Diciplines by Regional study
  • African Archaeology

    African Archaeology Africa has the longest record of human activity of any part of the world and along with its geographical extent; it contains an enormous archaeological resource. Scholars have studied Egyptology for centuries but archaeologists have only paid serious attention to the rest of the continent in more recent times.
  • American Archaeology

    American Archaeology Archaeology of the Americas is the learning of the archaeology of North America, Central America (or Mesoamerica), South America and the Caribbean, which is to say, the pre-history and Pre-Columbian history of Native American peoples.
  • European archaeology

    European Archaeology In terms of area, Europe is the world's second smallest continent, with an area of 10,400,000 kmē (4,000,000 square miles), making it slightly larger than Australia.
  • Medival archaeology

    Medival archaeology The period covers the commotion caused by the fall of the Medival archaeology Roman Empire and cultures such as the Vikings, Saxons and Franks.
  • Near Eastern Archaeology

    Near Eastern Archaeology Near Eastern Archaeology is a wide generalised application, and is divided into further regional sub-branches, the archaeology of modern states in the region or along broad thematic lines.
  • Post Medieval Archaeology

    Post Medieval Archaeology The Post Medieval Archaeology is considered as a bi-annual journal study of the material evidence of European society. This period saw the conversion of medieval to industrial society.
  • Modern Archaeology

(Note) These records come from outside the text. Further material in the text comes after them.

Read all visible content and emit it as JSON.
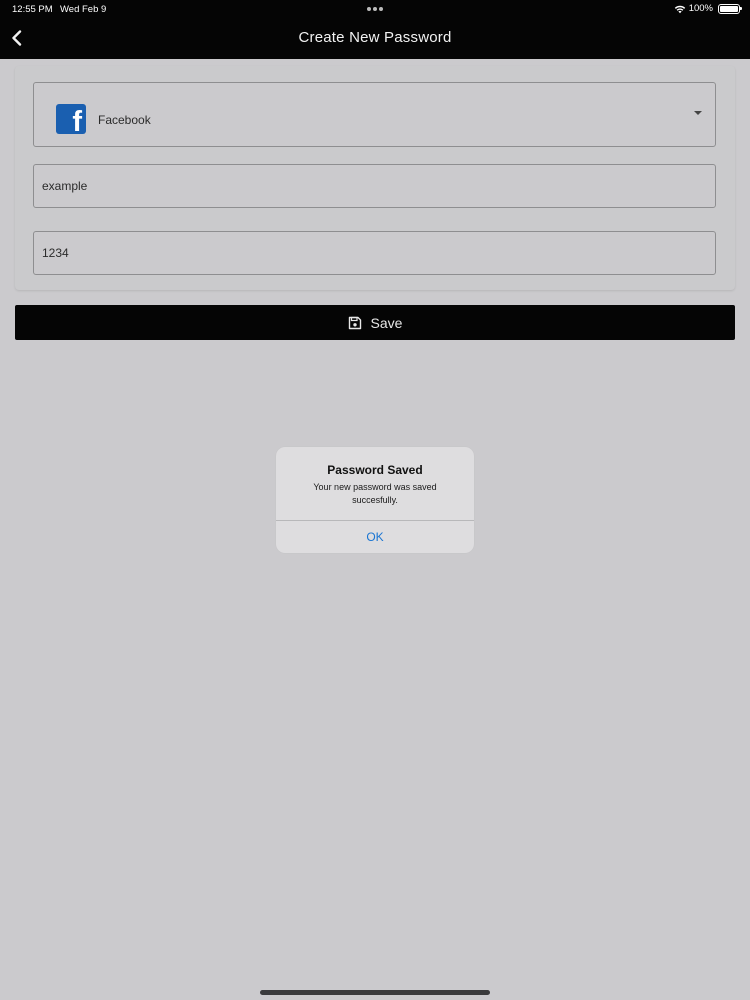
{
  "status_bar": {
    "time": "12:55 PM",
    "date": "Wed Feb 9",
    "battery": "100%"
  },
  "nav": {
    "title": "Create New Password",
    "back_icon": "chevron-left-icon"
  },
  "form": {
    "account_select": {
      "selected": "Facebook",
      "icon": "facebook-icon",
      "icon_color": "#1a5fb0"
    },
    "username": {
      "value": "example"
    },
    "password": {
      "value": "1234"
    }
  },
  "save_button": {
    "label": "Save",
    "icon": "floppy-disk-icon"
  },
  "alert": {
    "title": "Password Saved",
    "message": "Your new password was saved succesfully.",
    "ok_label": "OK",
    "ok_color": "#1a75d2"
  }
}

    Modern Archaeology In contrast to the antiquarianism of classical archaeology, anthropological archaeology today is concerned with culture history (i.e., the chronology of events and cultural traditions) and the explanation of cultural processes.